This lesson looks at piece 12 from 70 Easy to Intermediate Pieces, an elegant and tuneful setting of the Spagnoletta. This piece delivers a useful lesson in interpreting original sources, since several bars include a little x, an original hold mark from the manuscript, indicating that the adjacent note is to be sustained by leaving the relevant finger down. As is common in some sources, a literal interpretation of these hold marks is not always possible and one must seek the intention; an x attached to an open string helps to clarify the duration of a bass note but requires no action. I suggest adding hold marks to the bass notes in bars 13, 15 3rd beat, 17 3rd beat, 25, 26, 35 3rd beat, and 44. Those in bars 22 and similar places should be assumed to apply to the tenor note on the 4th course, rather than the open bass course. What is clear from the relative profusion of hold marks in the bass is that the underlying harmonic structure is very important, and indeed, the Spagnoletta is a common ground bass with many settings surviving. When I play the piece myself I treat the 2nd note of b.27 as an error in the source and replace it with the 1st fret note; use your judgement and taste to decide for yourself.

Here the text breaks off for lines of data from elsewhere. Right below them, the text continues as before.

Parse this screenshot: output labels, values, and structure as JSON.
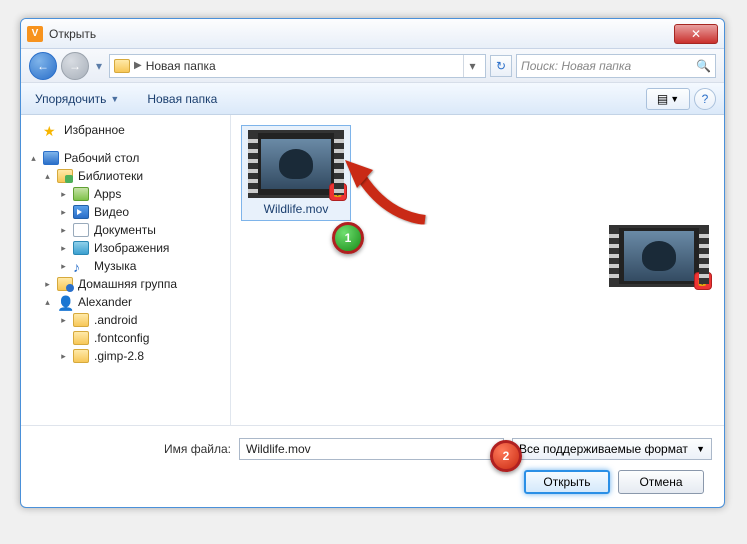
{
  "window": {
    "title": "Открыть"
  },
  "nav": {
    "path": "Новая папка",
    "search_placeholder": "Поиск: Новая папка"
  },
  "toolbar": {
    "organize": "Упорядочить",
    "newfolder": "Новая папка"
  },
  "tree": {
    "favorites": "Избранное",
    "desktop": "Рабочий стол",
    "libraries": "Библиотеки",
    "apps": "Apps",
    "video": "Видео",
    "documents": "Документы",
    "images": "Изображения",
    "music": "Музыка",
    "homegroup": "Домашняя группа",
    "user": "Alexander",
    "android": ".android",
    "fontconfig": ".fontconfig",
    "gimp": ".gimp-2.8"
  },
  "file": {
    "name": "Wildlife.mov"
  },
  "footer": {
    "filename_label": "Имя файла:",
    "filename_value": "Wildlife.mov",
    "filter": "Все поддерживаемые формат",
    "open": "Открыть",
    "cancel": "Отмена"
  },
  "annotations": {
    "step1": "1",
    "step2": "2"
  }
}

Rest strokes with the thumb, to enhance the bass sound, are recommended. If you find it difficult to simultaneously perform a rest stroke with the thumb and a free stroke with a finger, make an exercise out of this texture, choosing any pair of treble and bass notes. Start with just the thumb, and simply let it fall through the course, coming to rest lightly on the adjacent course. This gives a fast stroke with consistent angle on both strings of the course, so you should hear one bass note. If you actively pluck by pulling the thumb across the course, you will probably hear the ker-plunk of two individual strings, which is undesirable, and/or you might pluck only one of the strings, which severely impairs the bass sound. When the thumb is working well, add a finger the middle finger is easiest to start with, but practise with the index finger as well. Aim for perfectly simultaneous notes, and be careful not to play a rest stroke with the finger. This is especially important if you have a classical guitar training, where rest strokes are commonly used with the fingers but not with the thumb! It is easiest to start by plucking well-separated courses, for example the 1st and 6th courses, but gradually close up the gap between them until you can apply the technique on more closely spaced courses.
The main difficulty for the left hand is the profusion of B flat and E flat chords, such as in bars 2 and 3 respectively, where the hand has to stretch across several courses, and it is easy to confuse the two chords and end up putting a bass B flat under an E flat chord. The ring finger normally takes the bass notes in these chord shapes, but remember that the main part of the left hand should be placed to enable this finger to reach easily. This will usually be slightly forward of its usual position when playing on the treble courses. If you struggle with these chords, make an exercise starting by planting the ring finger on the appropriate bass note, then walk your little finger across the fingerboard at the same fret, starting with the easier reaches and progressing to the strings further away. Keep the hand relaxed, and use the minimum fretting pressure possible. If you put your fingers precisely behind the frets you wont need to press hard.
Finally, when you have mastered the piece, it makes a wonderful vehicle for improvising your own variations using the existing harmonic framework, so explore and enjoy.